- Work required:
Reproduce the full set of records verbatim.

——

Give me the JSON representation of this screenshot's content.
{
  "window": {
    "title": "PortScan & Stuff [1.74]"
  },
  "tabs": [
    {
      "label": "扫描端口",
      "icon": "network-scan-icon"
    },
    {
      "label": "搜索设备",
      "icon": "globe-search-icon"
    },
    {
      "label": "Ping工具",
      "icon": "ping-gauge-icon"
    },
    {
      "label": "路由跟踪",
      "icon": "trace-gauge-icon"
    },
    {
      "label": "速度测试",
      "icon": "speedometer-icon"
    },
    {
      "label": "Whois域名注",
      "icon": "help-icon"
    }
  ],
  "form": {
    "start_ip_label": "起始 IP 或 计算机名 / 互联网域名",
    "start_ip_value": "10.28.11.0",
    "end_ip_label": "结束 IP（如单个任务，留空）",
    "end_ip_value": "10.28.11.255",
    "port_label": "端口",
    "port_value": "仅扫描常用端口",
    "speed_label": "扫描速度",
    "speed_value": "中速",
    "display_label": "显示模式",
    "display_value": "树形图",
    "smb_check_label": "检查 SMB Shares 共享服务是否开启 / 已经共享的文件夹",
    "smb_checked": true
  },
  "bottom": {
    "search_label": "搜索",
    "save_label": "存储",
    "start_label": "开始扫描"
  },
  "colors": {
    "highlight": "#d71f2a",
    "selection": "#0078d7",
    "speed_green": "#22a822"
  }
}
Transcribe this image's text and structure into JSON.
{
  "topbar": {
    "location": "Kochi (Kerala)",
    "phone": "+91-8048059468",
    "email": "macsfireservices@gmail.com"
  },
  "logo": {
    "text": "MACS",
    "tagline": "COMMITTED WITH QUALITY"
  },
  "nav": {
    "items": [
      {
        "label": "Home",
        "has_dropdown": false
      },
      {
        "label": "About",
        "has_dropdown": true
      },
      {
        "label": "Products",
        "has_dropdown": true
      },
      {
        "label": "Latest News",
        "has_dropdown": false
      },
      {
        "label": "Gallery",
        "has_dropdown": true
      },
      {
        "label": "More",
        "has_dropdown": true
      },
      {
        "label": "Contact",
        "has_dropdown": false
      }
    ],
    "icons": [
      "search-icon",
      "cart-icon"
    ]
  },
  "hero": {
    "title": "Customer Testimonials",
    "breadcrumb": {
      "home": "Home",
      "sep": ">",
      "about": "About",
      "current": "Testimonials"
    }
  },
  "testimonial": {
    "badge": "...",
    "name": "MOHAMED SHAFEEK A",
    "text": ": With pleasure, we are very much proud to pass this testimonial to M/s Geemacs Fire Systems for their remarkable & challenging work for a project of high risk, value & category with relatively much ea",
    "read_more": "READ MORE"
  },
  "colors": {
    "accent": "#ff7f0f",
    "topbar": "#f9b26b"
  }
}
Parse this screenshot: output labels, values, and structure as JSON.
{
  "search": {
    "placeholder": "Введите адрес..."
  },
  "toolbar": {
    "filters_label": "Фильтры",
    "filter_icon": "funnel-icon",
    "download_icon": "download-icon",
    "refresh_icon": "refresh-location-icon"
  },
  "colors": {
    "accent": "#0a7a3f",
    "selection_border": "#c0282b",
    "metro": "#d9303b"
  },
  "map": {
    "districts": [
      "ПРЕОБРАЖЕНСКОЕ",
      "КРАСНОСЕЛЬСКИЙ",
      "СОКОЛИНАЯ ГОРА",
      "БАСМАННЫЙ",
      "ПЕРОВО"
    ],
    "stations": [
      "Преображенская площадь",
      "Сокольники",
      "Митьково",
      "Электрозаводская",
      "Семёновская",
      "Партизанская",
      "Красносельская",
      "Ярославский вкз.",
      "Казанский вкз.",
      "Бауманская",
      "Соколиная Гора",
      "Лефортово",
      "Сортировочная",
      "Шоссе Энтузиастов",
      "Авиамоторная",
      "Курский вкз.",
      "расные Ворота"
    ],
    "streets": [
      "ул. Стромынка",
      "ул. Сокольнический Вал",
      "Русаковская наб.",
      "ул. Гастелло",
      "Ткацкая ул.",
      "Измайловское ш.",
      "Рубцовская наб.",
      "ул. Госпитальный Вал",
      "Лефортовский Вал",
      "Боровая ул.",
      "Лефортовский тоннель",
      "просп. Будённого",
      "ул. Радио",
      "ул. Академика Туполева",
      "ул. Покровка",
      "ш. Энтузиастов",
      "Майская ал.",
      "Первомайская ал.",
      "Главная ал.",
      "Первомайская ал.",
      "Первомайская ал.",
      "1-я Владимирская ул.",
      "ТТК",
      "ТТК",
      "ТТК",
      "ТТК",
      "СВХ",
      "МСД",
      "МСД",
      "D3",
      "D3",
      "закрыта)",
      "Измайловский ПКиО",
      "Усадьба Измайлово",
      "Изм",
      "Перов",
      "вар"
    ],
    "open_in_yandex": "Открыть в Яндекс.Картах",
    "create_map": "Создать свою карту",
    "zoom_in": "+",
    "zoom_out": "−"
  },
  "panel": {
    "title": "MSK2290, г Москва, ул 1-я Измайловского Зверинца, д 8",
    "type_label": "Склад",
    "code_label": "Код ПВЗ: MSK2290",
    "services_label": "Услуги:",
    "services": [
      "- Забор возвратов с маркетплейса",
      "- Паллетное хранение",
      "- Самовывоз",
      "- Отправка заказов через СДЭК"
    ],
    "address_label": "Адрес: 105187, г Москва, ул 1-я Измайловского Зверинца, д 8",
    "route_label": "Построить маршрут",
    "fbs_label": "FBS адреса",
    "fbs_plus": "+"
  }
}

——

- Response:
Give me the JSON representation of this screenshot's content.
{
  "window": {
    "title": "PortScan & Stuff [1.74]"
  },
  "tabs": [
    {
      "label": "扫描端口",
      "icon": "network-scan-icon"
    },
    {
      "label": "搜索设备",
      "icon": "globe-search-icon"
    },
    {
      "label": "Ping工具",
      "icon": "ping-gauge-icon"
    },
    {
      "label": "路由跟踪",
      "icon": "trace-gauge-icon"
    },
    {
      "label": "速度测试",
      "icon": "speedometer-icon"
    },
    {
      "label": "Whois域名注",
      "icon": "help-icon"
    }
  ],
  "form": {
    "start_ip_label": "起始 IP 或 计算机名 / 互联网域名",
    "start_ip_value": "10.28.11.0",
    "end_ip_label": "结束 IP（如单个任务，留空）",
    "end_ip_value": "10.28.11.255",
    "port_label": "端口",
    "port_value": "仅扫描常用端口",
    "speed_label": "扫描速度",
    "speed_value": "中速",
    "display_label": "显示模式",
    "display_value": "树形图",
    "smb_check_label": "检查 SMB Shares 共享服务是否开启 / 已经共享的文件夹",
    "smb_checked": true
  },
  "bottom": {
    "search_label": "搜索",
    "save_label": "存储",
    "start_label": "开始扫描"
  },
  "colors": {
    "highlight": "#d71f2a",
    "selection": "#0078d7",
    "speed_green": "#22a822"
  }
}
Transcribe this image's text and structure into JSON.
{
  "topbar": {
    "location": "Kochi (Kerala)",
    "phone": "+91-8048059468",
    "email": "macsfireservices@gmail.com"
  },
  "logo": {
    "text": "MACS",
    "tagline": "COMMITTED WITH QUALITY"
  },
  "nav": {
    "items": [
      {
        "label": "Home",
        "has_dropdown": false
      },
      {
        "label": "About",
        "has_dropdown": true
      },
      {
        "label": "Products",
        "has_dropdown": true
      },
      {
        "label": "Latest News",
        "has_dropdown": false
      },
      {
        "label": "Gallery",
        "has_dropdown": true
      },
      {
        "label": "More",
        "has_dropdown": true
      },
      {
        "label": "Contact",
        "has_dropdown": false
      }
    ],
    "icons": [
      "search-icon",
      "cart-icon"
    ]
  },
  "hero": {
    "title": "Customer Testimonials",
    "breadcrumb": {
      "home": "Home",
      "sep": ">",
      "about": "About",
      "current": "Testimonials"
    }
  },
  "testimonial": {
    "badge": "...",
    "name": "MOHAMED SHAFEEK A",
    "text": ": With pleasure, we are very much proud to pass this testimonial to M/s Geemacs Fire Systems for their remarkable & challenging work for a project of high risk, value & category with relatively much ea",
    "read_more": "READ MORE"
  },
  "colors": {
    "accent": "#ff7f0f",
    "topbar": "#f9b26b"
  }
}
Parse this screenshot: output labels, values, and structure as JSON.
{
  "search": {
    "placeholder": "Введите адрес..."
  },
  "toolbar": {
    "filters_label": "Фильтры",
    "filter_icon": "funnel-icon",
    "download_icon": "download-icon",
    "refresh_icon": "refresh-location-icon"
  },
  "colors": {
    "accent": "#0a7a3f",
    "selection_border": "#c0282b",
    "metro": "#d9303b"
  },
  "map": {
    "districts": [
      "ПРЕОБРАЖЕНСКОЕ",
      "КРАСНОСЕЛЬСКИЙ",
      "СОКОЛИНАЯ ГОРА",
      "БАСМАННЫЙ",
      "ПЕРОВО"
    ],
    "stations": [
      "Преображенская площадь",
      "Сокольники",
      "Митьково",
      "Электрозаводская",
      "Семёновская",
      "Партизанская",
      "Красносельская",
      "Ярославский вкз.",
      "Казанский вкз.",
      "Бауманская",
      "Соколиная Гора",
      "Лефортово",
      "Сортировочная",
      "Шоссе Энтузиастов",
      "Авиамоторная",
      "Курский вкз.",
      "расные Ворота"
    ],
    "streets": [
      "ул. Стромынка",
      "ул. Сокольнический Вал",
      "Русаковская наб.",
      "ул. Гастелло",
      "Ткацкая ул.",
      "Измайловское ш.",
      "Рубцовская наб.",
      "ул. Госпитальный Вал",
      "Лефортовский Вал",
      "Боровая ул.",
      "Лефортовский тоннель",
      "просп. Будённого",
      "ул. Радио",
      "ул. Академика Туполева",
      "ул. Покровка",
      "ш. Энтузиастов",
      "Майская ал.",
      "Первомайская ал.",
      "Главная ал.",
      "Первомайская ал.",
      "Первомайская ал.",
      "1-я Владимирская ул.",
      "ТТК",
      "ТТК",
      "ТТК",
      "ТТК",
      "СВХ",
      "МСД",
      "МСД",
      "D3",
      "D3",
      "закрыта)",
      "Измайловский ПКиО",
      "Усадьба Измайлово",
      "Изм",
      "Перов",
      "вар"
    ],
    "open_in_yandex": "Открыть в Яндекс.Картах",
    "create_map": "Создать свою карту",
    "zoom_in": "+",
    "zoom_out": "−"
  },
  "panel": {
    "title": "MSK2290, г Москва, ул 1-я Измайловского Зверинца, д 8",
    "type_label": "Склад",
    "code_label": "Код ПВЗ: MSK2290",
    "services_label": "Услуги:",
    "services": [
      "- Забор возвратов с маркетплейса",
      "- Паллетное хранение",
      "- Самовывоз",
      "- Отправка заказов через СДЭК"
    ],
    "address_label": "Адрес: 105187, г Москва, ул 1-я Измайловского Зверинца, д 8",
    "route_label": "Построить маршрут",
    "fbs_label": "FBS адреса",
    "fbs_plus": "+"
  }
}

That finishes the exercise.